Identification and characterization of elements regulating the expression of the phenobarbital-inducible CYP2B1 and CYP2B2 genes
Phenobarbital (PB) is the prototype for a class of agents that produce marked induction in the genetic expression of a variety of metabolic enzymes in many species. One of the consequences of this induction is a change in the metabolic fate and disposition of xenobiotics, which in turn influences their pharmacologic efficacy or toxicity. The biological mechanisms effecting these induction processes are not understood. The cytochromes P450 (CYP) 2B1 and CYP2B2 are the major PB-inducible genes in the rat, and have been the most intensively studied. Although PB-induction of these genes occurs via an increase in gene transcription initiation, cis-acting DNA sequences involved have not been identified. This is largely due to the difficulty of maintaining PB-inducibility in cultured cells. The aim of this dissertation research is to identify and characterize cis-acting elements involved in regulating CYP2B1/2B2 expression.In the initial phase of this research transgenic mice carrying rat CYP2B2 gene constructs were analyzed. Transgenes lacking the section of the CYP2B2 gene between $-$20 and $-$.8kb were expressed at high levels regardless of PB exposure. This suggests a cis-acting element 5$\sp\prime$ of $-$.8kb represses CYP2B2 transcription, which is reversed in the presence of PB. Transient transfection studies also provided evidence of repressor elements regulating CYP2B1/2B2 genes.

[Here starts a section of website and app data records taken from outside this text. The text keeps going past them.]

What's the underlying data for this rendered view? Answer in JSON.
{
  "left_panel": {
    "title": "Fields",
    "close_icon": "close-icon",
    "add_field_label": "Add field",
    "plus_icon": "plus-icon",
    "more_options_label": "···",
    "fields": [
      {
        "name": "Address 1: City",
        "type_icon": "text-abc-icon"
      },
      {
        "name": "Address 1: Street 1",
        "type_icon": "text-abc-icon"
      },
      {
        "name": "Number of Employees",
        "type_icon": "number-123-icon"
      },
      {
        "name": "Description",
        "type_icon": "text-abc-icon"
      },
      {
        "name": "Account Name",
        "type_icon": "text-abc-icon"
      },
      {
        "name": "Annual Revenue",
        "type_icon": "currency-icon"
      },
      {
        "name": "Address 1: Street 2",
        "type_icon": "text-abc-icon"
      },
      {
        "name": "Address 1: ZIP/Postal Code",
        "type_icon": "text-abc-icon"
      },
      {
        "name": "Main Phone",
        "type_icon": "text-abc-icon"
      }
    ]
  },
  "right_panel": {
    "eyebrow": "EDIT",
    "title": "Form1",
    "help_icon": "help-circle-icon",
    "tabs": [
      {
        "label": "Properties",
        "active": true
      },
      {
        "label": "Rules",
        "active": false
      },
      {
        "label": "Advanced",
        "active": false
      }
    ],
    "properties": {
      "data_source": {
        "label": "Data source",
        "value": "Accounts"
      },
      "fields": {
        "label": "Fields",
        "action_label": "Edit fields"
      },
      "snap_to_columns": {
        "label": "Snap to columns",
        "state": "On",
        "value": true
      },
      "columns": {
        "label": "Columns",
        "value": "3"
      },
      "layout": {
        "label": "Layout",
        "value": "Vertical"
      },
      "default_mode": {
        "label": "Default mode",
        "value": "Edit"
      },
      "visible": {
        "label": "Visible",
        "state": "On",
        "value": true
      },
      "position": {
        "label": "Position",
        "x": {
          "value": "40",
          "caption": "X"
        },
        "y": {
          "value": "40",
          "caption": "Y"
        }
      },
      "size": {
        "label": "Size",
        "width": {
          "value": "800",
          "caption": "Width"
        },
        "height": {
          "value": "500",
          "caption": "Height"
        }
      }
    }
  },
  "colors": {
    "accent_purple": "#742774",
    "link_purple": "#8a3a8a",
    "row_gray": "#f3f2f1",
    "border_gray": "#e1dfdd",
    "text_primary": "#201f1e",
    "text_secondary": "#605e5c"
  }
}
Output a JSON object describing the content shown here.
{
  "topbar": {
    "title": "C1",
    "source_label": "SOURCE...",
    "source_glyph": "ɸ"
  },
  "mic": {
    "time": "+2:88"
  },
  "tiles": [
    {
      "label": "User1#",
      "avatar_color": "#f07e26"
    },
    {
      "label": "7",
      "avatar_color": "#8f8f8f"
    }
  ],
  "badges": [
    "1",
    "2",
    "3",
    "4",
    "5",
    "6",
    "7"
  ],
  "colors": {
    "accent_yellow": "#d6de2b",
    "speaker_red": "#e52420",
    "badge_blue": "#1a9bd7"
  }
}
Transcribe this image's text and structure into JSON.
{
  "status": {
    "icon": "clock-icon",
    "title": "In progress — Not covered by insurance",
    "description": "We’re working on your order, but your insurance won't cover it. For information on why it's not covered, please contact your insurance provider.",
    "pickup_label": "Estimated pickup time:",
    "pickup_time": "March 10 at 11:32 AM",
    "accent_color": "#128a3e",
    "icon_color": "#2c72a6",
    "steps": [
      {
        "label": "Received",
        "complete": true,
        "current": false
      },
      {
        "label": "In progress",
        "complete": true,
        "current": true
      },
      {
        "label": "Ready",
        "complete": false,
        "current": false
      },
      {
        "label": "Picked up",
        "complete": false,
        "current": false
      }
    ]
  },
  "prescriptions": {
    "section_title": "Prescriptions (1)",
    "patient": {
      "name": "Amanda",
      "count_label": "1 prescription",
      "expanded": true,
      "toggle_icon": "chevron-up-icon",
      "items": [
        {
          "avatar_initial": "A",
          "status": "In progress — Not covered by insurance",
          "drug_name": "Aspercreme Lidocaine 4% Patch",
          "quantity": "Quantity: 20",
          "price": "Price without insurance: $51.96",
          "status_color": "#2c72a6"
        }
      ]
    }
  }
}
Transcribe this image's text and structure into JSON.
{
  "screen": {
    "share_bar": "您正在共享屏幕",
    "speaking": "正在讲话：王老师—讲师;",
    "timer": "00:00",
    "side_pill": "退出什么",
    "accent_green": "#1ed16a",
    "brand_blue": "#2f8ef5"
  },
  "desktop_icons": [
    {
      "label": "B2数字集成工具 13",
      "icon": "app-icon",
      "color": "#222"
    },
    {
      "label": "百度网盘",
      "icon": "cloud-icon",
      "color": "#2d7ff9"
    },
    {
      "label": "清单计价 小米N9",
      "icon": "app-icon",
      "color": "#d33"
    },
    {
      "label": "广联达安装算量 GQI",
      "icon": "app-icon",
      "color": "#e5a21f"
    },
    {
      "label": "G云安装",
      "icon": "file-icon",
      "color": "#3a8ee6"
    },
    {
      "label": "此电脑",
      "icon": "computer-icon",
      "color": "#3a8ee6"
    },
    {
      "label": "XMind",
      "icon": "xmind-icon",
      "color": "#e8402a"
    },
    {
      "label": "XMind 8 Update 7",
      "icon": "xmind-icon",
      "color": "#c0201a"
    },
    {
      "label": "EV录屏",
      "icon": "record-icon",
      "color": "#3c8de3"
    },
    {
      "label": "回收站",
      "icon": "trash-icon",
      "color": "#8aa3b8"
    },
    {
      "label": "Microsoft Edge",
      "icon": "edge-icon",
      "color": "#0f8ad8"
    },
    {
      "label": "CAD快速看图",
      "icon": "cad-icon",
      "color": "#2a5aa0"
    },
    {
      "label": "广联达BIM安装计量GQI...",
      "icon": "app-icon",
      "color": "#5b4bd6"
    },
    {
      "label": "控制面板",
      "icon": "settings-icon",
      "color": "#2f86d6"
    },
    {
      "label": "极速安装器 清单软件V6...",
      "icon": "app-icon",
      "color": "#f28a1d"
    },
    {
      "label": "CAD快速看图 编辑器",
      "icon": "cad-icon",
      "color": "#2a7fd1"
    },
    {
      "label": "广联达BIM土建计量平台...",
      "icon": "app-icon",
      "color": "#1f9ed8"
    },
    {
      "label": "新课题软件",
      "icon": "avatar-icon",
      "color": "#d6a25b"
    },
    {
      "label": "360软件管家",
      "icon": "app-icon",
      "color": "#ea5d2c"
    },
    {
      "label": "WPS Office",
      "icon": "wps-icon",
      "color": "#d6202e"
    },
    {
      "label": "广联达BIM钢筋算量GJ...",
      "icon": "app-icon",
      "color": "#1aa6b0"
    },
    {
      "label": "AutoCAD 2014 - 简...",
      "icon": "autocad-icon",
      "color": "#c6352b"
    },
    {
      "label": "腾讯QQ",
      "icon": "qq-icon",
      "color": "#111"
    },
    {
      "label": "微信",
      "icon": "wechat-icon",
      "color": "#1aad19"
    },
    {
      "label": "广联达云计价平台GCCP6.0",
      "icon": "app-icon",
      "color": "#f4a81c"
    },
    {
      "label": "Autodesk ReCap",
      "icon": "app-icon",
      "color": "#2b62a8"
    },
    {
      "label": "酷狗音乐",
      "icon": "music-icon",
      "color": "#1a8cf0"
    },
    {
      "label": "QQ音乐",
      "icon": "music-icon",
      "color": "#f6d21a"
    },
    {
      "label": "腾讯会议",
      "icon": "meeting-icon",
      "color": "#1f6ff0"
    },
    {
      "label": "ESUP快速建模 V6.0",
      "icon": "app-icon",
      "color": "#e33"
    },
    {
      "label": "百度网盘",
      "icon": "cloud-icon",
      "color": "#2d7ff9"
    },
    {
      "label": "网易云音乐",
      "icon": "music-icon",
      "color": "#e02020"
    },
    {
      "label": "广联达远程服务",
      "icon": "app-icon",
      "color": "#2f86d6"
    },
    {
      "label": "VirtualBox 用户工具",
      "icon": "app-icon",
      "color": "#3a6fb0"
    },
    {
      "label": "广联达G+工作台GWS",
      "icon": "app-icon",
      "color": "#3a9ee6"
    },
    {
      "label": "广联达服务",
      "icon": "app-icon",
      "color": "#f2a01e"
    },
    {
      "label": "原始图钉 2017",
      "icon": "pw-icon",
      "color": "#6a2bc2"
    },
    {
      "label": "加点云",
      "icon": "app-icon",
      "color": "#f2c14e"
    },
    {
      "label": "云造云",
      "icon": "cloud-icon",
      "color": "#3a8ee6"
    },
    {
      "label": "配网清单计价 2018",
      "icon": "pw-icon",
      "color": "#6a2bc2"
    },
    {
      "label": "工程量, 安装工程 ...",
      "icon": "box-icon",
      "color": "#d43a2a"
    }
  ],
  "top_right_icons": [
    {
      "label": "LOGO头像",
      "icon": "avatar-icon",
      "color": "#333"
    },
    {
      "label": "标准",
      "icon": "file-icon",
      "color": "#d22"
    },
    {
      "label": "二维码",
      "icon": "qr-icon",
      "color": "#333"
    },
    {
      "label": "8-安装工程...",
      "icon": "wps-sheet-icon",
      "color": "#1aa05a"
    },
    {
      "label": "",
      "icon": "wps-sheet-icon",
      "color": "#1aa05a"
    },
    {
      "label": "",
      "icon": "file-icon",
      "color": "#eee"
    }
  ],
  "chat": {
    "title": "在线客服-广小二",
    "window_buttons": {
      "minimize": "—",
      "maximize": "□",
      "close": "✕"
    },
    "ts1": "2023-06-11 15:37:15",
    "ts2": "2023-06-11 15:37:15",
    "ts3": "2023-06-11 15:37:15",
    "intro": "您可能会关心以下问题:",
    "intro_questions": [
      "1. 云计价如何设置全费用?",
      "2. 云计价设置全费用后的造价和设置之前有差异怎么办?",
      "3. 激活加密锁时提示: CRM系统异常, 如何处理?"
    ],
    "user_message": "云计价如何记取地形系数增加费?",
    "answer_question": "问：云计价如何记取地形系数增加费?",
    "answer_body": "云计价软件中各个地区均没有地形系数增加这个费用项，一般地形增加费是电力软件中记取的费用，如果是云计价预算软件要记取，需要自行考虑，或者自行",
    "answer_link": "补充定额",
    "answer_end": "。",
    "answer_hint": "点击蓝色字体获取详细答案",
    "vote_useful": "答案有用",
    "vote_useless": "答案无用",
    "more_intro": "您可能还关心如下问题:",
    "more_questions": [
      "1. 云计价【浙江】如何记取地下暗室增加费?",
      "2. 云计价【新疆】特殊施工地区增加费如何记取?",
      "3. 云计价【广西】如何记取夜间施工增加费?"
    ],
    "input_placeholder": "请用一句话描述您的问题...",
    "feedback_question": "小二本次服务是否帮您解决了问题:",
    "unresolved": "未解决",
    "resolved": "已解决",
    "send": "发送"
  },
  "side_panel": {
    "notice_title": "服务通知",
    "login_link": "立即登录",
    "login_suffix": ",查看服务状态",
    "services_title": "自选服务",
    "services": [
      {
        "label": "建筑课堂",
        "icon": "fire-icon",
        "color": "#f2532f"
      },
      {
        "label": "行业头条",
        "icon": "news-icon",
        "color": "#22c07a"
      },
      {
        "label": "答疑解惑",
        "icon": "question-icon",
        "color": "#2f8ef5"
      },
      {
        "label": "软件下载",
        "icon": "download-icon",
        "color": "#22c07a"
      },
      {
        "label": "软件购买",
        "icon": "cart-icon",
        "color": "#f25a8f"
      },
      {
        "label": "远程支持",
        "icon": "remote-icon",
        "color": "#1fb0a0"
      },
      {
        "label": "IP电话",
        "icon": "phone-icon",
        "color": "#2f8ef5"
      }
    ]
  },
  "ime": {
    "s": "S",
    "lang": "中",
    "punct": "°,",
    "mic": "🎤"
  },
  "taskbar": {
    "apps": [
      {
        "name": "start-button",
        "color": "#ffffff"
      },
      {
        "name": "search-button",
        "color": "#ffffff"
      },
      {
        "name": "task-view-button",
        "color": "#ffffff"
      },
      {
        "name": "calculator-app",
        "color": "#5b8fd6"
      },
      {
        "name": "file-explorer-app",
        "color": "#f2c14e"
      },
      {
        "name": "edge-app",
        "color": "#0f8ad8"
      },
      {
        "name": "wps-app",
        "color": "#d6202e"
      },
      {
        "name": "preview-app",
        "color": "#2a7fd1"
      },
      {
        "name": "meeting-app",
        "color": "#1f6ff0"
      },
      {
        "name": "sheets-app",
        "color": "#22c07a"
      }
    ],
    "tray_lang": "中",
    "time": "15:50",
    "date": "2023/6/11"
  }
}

Successive 5$\sp\prime$ deletions of their flanking sequences increased CAT reporter gene expression, indicating that multiple repressor elements reside in the 5$\sp\prime$ sequence. A number of in vitro methods were used to analyze protein-DNA interactions occuring along the CYP2B1/2B2 5$\sp\prime$ sequence. Proteins binding a recognition site at $-$2.2kb were further characterized according to their binding site affinity and immunoreactivity to antibodies raised against known transcription factors and specific phospho-amino acids. This element was identified as a recognition motif for the transcription factor NF-1. The NF-1 binding site is present in CYP2B2 DNA identified by others as required for PB-inducibility, suggesting an important role for this protein in the PB induction response. NF-1 binds in both control and PB-induced states, but has a higher affinity after PB treatment. Increased binding is not correlated with NF1-L transcript levels nor differential reactivity to anti-phospho-amino acid antibodies.
- Environmental health